Most modern automatic vehicles specify to change the lubricants every 100,000 miles.
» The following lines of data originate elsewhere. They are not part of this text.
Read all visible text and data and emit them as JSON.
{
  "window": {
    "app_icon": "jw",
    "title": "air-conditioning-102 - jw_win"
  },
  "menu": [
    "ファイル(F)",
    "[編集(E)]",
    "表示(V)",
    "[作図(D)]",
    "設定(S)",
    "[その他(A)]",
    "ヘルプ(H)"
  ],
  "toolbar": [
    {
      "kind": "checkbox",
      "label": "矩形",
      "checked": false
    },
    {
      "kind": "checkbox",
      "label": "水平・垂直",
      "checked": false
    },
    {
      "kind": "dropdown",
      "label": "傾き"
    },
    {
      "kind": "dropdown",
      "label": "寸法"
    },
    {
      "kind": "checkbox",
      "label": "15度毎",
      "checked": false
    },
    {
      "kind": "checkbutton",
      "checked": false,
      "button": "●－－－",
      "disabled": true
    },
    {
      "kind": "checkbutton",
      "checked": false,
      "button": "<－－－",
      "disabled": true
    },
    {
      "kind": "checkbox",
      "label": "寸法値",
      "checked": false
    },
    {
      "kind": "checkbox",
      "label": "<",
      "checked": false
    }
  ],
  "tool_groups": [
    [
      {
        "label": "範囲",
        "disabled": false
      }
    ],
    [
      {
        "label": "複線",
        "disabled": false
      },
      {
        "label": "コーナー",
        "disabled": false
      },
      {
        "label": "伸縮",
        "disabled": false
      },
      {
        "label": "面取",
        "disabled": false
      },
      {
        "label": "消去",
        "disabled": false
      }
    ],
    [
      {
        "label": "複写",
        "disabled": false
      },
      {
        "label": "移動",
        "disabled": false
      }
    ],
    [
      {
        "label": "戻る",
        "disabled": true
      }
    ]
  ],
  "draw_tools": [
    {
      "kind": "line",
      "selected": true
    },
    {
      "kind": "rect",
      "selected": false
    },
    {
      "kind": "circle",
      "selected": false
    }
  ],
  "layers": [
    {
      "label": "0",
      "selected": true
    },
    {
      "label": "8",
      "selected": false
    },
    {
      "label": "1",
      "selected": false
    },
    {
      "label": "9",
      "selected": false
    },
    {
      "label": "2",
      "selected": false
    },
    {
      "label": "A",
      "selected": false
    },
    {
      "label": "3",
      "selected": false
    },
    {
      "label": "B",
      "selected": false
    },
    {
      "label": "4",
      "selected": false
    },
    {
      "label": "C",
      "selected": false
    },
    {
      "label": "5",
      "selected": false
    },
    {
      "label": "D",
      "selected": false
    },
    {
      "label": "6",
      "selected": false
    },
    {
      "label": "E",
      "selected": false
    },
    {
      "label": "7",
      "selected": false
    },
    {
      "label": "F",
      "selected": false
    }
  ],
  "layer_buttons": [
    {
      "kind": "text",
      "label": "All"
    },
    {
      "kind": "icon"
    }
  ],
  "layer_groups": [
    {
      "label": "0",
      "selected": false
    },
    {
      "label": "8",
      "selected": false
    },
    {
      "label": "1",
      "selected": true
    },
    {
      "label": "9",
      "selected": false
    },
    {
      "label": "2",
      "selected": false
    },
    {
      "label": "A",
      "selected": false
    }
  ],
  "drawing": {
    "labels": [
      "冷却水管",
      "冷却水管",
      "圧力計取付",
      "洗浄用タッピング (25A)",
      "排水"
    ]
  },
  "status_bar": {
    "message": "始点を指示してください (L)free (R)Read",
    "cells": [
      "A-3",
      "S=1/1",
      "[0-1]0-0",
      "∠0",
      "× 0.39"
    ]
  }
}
Some high-end Ford models even recommend changing transmission fluid every 150,000 miles.
Even if the oil grade looks better according to the manufacturer's manual, it might be a better decision to flush the lubricant oil out before the manufacturer's specified timeline.
If water or coolant mixes with the fluid
When flushing or changing the transmission fluid, any intervention of water and coolant to the fluid can also deteriorate the overall quality of the fluid.
At the same time, a very low temperature might also reduce the viscosity of the oil, which can ultimately reduce the fluid performance.
Burned transmission fluid
Burned transmission fluid is another reason why the quality of the fluid may drop.
At the same time, burned transmission reason can be the initial reason behind transmission system failure.
Is fluid change necessary for Automatic vehicles?
Yes, it is necessary to change the transmission fluid even for automatic vehicles.
Many automatic car owners do not even know that there is a fluid chamber inside their vehicle.
When you are driving usual, you may get away without changing the transmission fluid present in your vehicle.
But driving heavily or going off the road may burn the transmission fluid inside, which can create serious transmission errors in the long run.
Therefore, inspect your vehicle’s transmission fluid after every 40,000 to 60,000 miles and flush if necessary.
How often should you replace transmission fluid?
It is recommended to flush the transmission fluid of any automatic vehicle after every 50,000 miles.
But this can be misleading depending on the brand of car you have and how roughly you are using your vehicle.
High-end luxury vehicles usually demand fluid change after every 60,000 miles.
An average mid-range automatic car will demand fluid change somewhere between 35,000 miles and 40,000 miles.
Always follow the manufacturer’s suggestion before you go flushing the transmission fluid of your car.
Here are usual fluid change recommendations for different car brands-
Fluid change timeline
How to inspect transmission fluid?
To find out any problem with the transmission fluid, the color of the fluid is the strongest indicator.
By inspecting the color of the lubricant, a professional mechanic can easily determine whether the fluid is worth changing or not.
Therefore, it is necessary to have better knowledge and understanding regarding the transmission fluid to detect any issues with the lubricants.
Drain or flush?
Well, you need to decide whether to drain or flush the transmission fluid by following the manufacturer’s specifications.
Depending on the oil type, every vehicle's manual tends to specify whether to flush or drain the fluid.
Ensure that you are giving the manual a better check.
How much does it cost to flush transmission fluid?
Flushing or draining the transmission fluid out of the chamber should not cost more than $100.
Anyway, high-end luxury cars may require around $200 to $300 for draining or flushing the transmission fluid.
Last Updated on July 28, 2022 by sajjad